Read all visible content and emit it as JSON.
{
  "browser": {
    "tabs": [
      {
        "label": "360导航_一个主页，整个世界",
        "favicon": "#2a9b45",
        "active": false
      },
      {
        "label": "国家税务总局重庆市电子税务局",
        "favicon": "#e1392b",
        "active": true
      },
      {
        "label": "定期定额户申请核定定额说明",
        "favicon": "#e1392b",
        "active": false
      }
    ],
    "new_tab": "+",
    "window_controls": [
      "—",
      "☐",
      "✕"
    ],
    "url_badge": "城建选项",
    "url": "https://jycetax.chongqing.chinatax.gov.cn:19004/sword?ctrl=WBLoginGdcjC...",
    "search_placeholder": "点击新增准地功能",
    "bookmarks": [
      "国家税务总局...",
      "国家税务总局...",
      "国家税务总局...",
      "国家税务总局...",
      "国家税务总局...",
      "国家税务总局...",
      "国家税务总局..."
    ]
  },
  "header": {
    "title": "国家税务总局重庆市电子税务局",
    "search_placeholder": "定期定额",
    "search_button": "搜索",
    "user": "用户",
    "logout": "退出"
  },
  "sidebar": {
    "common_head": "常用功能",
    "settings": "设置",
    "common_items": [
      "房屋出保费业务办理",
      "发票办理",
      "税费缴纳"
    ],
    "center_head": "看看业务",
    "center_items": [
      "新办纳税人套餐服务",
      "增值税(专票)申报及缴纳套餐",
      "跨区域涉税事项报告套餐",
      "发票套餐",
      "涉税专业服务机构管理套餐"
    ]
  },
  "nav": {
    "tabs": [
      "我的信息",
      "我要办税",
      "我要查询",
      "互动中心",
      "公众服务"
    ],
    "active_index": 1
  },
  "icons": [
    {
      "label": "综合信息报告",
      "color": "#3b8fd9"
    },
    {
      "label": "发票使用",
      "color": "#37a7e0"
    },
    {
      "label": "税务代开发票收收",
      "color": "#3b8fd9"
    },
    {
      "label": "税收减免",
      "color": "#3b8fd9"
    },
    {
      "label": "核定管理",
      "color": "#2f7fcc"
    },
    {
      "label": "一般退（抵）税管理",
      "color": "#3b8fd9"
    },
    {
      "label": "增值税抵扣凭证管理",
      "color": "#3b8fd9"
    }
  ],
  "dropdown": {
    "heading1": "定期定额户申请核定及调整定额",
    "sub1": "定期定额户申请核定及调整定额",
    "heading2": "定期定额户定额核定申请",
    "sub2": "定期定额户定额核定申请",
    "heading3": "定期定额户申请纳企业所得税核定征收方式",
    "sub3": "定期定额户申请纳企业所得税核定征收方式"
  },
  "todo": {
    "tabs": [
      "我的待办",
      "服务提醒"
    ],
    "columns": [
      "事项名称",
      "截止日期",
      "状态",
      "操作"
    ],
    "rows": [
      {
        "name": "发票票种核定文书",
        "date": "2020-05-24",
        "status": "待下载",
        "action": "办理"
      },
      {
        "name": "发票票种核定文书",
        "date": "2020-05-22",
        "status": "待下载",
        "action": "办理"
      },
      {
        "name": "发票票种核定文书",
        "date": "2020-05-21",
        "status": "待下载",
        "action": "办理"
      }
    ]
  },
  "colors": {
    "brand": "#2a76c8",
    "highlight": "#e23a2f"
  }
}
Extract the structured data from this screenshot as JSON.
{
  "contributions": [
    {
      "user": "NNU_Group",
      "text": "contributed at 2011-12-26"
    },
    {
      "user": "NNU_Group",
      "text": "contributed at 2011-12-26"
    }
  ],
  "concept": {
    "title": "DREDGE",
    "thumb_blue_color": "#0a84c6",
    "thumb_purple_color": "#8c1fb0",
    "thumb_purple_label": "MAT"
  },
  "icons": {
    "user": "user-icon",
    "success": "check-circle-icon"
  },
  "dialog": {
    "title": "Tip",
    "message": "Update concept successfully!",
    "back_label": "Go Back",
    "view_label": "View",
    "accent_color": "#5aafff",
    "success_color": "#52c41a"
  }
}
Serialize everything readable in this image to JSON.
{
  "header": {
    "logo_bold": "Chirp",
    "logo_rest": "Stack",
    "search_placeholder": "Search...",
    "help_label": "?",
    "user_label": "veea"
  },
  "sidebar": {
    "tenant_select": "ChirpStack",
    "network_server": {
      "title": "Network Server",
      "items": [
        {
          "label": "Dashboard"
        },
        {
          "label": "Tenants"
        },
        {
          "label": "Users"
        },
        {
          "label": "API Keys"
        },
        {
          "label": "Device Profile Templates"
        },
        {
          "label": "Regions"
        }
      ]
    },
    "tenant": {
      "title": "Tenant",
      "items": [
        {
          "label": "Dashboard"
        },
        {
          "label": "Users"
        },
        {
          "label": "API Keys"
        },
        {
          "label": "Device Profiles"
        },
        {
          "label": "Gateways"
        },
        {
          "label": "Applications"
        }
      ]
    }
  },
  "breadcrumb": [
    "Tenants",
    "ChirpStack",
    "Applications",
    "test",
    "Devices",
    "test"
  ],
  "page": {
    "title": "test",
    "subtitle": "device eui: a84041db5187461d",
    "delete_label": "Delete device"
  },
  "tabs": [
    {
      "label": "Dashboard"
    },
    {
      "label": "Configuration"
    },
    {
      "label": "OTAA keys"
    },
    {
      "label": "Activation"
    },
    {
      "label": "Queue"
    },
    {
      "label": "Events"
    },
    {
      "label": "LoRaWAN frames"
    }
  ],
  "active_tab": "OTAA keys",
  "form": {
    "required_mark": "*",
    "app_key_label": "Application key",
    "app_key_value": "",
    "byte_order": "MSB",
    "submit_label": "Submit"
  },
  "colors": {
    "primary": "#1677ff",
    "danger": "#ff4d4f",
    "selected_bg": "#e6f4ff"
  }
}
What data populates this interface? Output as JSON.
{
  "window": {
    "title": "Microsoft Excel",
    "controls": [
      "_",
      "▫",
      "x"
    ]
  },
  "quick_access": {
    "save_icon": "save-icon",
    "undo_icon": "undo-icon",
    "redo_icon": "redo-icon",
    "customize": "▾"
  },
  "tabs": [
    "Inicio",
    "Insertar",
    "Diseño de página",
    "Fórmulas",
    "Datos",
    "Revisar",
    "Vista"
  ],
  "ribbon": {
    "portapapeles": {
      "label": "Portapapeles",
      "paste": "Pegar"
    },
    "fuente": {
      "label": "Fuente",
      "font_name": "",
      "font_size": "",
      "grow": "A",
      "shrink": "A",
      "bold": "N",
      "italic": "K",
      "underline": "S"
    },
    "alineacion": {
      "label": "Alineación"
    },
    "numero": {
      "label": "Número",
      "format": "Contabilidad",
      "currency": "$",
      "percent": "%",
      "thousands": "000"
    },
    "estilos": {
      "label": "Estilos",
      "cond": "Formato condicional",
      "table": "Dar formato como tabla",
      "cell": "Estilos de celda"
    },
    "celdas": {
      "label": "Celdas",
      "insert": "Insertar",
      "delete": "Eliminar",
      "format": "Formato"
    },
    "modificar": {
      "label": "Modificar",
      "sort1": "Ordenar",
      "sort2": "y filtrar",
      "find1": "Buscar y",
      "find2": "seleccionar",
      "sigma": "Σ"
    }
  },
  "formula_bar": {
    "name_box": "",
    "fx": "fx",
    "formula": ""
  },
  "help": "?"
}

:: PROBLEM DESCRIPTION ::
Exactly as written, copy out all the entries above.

:: REPLY ::
Read all visible content and emit it as JSON.
{
  "browser": {
    "tabs": [
      {
        "label": "360导航_一个主页，整个世界",
        "favicon": "#2a9b45",
        "active": false
      },
      {
        "label": "国家税务总局重庆市电子税务局",
        "favicon": "#e1392b",
        "active": true
      },
      {
        "label": "定期定额户申请核定定额说明",
        "favicon": "#e1392b",
        "active": false
      }
    ],
    "new_tab": "+",
    "window_controls": [
      "—",
      "☐",
      "✕"
    ],
    "url_badge": "城建选项",
    "url": "https://jycetax.chongqing.chinatax.gov.cn:19004/sword?ctrl=WBLoginGdcjC...",
    "search_placeholder": "点击新增准地功能",
    "bookmarks": [
      "国家税务总局...",
      "国家税务总局...",
      "国家税务总局...",
      "国家税务总局...",
      "国家税务总局...",
      "国家税务总局...",
      "国家税务总局..."
    ]
  },
  "header": {
    "title": "国家税务总局重庆市电子税务局",
    "search_placeholder": "定期定额",
    "search_button": "搜索",
    "user": "用户",
    "logout": "退出"
  },
  "sidebar": {
    "common_head": "常用功能",
    "settings": "设置",
    "common_items": [
      "房屋出保费业务办理",
      "发票办理",
      "税费缴纳"
    ],
    "center_head": "看看业务",
    "center_items": [
      "新办纳税人套餐服务",
      "增值税(专票)申报及缴纳套餐",
      "跨区域涉税事项报告套餐",
      "发票套餐",
      "涉税专业服务机构管理套餐"
    ]
  },
  "nav": {
    "tabs": [
      "我的信息",
      "我要办税",
      "我要查询",
      "互动中心",
      "公众服务"
    ],
    "active_index": 1
  },
  "icons": [
    {
      "label": "综合信息报告",
      "color": "#3b8fd9"
    },
    {
      "label": "发票使用",
      "color": "#37a7e0"
    },
    {
      "label": "税务代开发票收收",
      "color": "#3b8fd9"
    },
    {
      "label": "税收减免",
      "color": "#3b8fd9"
    },
    {
      "label": "核定管理",
      "color": "#2f7fcc"
    },
    {
      "label": "一般退（抵）税管理",
      "color": "#3b8fd9"
    },
    {
      "label": "增值税抵扣凭证管理",
      "color": "#3b8fd9"
    }
  ],
  "dropdown": {
    "heading1": "定期定额户申请核定及调整定额",
    "sub1": "定期定额户申请核定及调整定额",
    "heading2": "定期定额户定额核定申请",
    "sub2": "定期定额户定额核定申请",
    "heading3": "定期定额户申请纳企业所得税核定征收方式",
    "sub3": "定期定额户申请纳企业所得税核定征收方式"
  },
  "todo": {
    "tabs": [
      "我的待办",
      "服务提醒"
    ],
    "columns": [
      "事项名称",
      "截止日期",
      "状态",
      "操作"
    ],
    "rows": [
      {
        "name": "发票票种核定文书",
        "date": "2020-05-24",
        "status": "待下载",
        "action": "办理"
      },
      {
        "name": "发票票种核定文书",
        "date": "2020-05-22",
        "status": "待下载",
        "action": "办理"
      },
      {
        "name": "发票票种核定文书",
        "date": "2020-05-21",
        "status": "待下载",
        "action": "办理"
      }
    ]
  },
  "colors": {
    "brand": "#2a76c8",
    "highlight": "#e23a2f"
  }
}
Extract the structured data from this screenshot as JSON.
{
  "contributions": [
    {
      "user": "NNU_Group",
      "text": "contributed at 2011-12-26"
    },
    {
      "user": "NNU_Group",
      "text": "contributed at 2011-12-26"
    }
  ],
  "concept": {
    "title": "DREDGE",
    "thumb_blue_color": "#0a84c6",
    "thumb_purple_color": "#8c1fb0",
    "thumb_purple_label": "MAT"
  },
  "icons": {
    "user": "user-icon",
    "success": "check-circle-icon"
  },
  "dialog": {
    "title": "Tip",
    "message": "Update concept successfully!",
    "back_label": "Go Back",
    "view_label": "View",
    "accent_color": "#5aafff",
    "success_color": "#52c41a"
  }
}
Serialize everything readable in this image to JSON.
{
  "header": {
    "logo_bold": "Chirp",
    "logo_rest": "Stack",
    "search_placeholder": "Search...",
    "help_label": "?",
    "user_label": "veea"
  },
  "sidebar": {
    "tenant_select": "ChirpStack",
    "network_server": {
      "title": "Network Server",
      "items": [
        {
          "label": "Dashboard"
        },
        {
          "label": "Tenants"
        },
        {
          "label": "Users"
        },
        {
          "label": "API Keys"
        },
        {
          "label": "Device Profile Templates"
        },
        {
          "label": "Regions"
        }
      ]
    },
    "tenant": {
      "title": "Tenant",
      "items": [
        {
          "label": "Dashboard"
        },
        {
          "label": "Users"
        },
        {
          "label": "API Keys"
        },
        {
          "label": "Device Profiles"
        },
        {
          "label": "Gateways"
        },
        {
          "label": "Applications"
        }
      ]
    }
  },
  "breadcrumb": [
    "Tenants",
    "ChirpStack",
    "Applications",
    "test",
    "Devices",
    "test"
  ],
  "page": {
    "title": "test",
    "subtitle": "device eui: a84041db5187461d",
    "delete_label": "Delete device"
  },
  "tabs": [
    {
      "label": "Dashboard"
    },
    {
      "label": "Configuration"
    },
    {
      "label": "OTAA keys"
    },
    {
      "label": "Activation"
    },
    {
      "label": "Queue"
    },
    {
      "label": "Events"
    },
    {
      "label": "LoRaWAN frames"
    }
  ],
  "active_tab": "OTAA keys",
  "form": {
    "required_mark": "*",
    "app_key_label": "Application key",
    "app_key_value": "",
    "byte_order": "MSB",
    "submit_label": "Submit"
  },
  "colors": {
    "primary": "#1677ff",
    "danger": "#ff4d4f",
    "selected_bg": "#e6f4ff"
  }
}
What data populates this interface? Output as JSON.
{
  "window": {
    "title": "Microsoft Excel",
    "controls": [
      "_",
      "▫",
      "x"
    ]
  },
  "quick_access": {
    "save_icon": "save-icon",
    "undo_icon": "undo-icon",
    "redo_icon": "redo-icon",
    "customize": "▾"
  },
  "tabs": [
    "Inicio",
    "Insertar",
    "Diseño de página",
    "Fórmulas",
    "Datos",
    "Revisar",
    "Vista"
  ],
  "ribbon": {
    "portapapeles": {
      "label": "Portapapeles",
      "paste": "Pegar"
    },
    "fuente": {
      "label": "Fuente",
      "font_name": "",
      "font_size": "",
      "grow": "A",
      "shrink": "A",
      "bold": "N",
      "italic": "K",
      "underline": "S"
    },
    "alineacion": {
      "label": "Alineación"
    },
    "numero": {
      "label": "Número",
      "format": "Contabilidad",
      "currency": "$",
      "percent": "%",
      "thousands": "000"
    },
    "estilos": {
      "label": "Estilos",
      "cond": "Formato condicional",
      "table": "Dar formato como tabla",
      "cell": "Estilos de celda"
    },
    "celdas": {
      "label": "Celdas",
      "insert": "Insertar",
      "delete": "Eliminar",
      "format": "Formato"
    },
    "modificar": {
      "label": "Modificar",
      "sort1": "Ordenar",
      "sort2": "y filtrar",
      "find1": "Buscar y",
      "find2": "seleccionar",
      "sigma": "Σ"
    }
  },
  "formula_bar": {
    "name_box": "",
    "fx": "fx",
    "formula": ""
  },
  "help": "?"
}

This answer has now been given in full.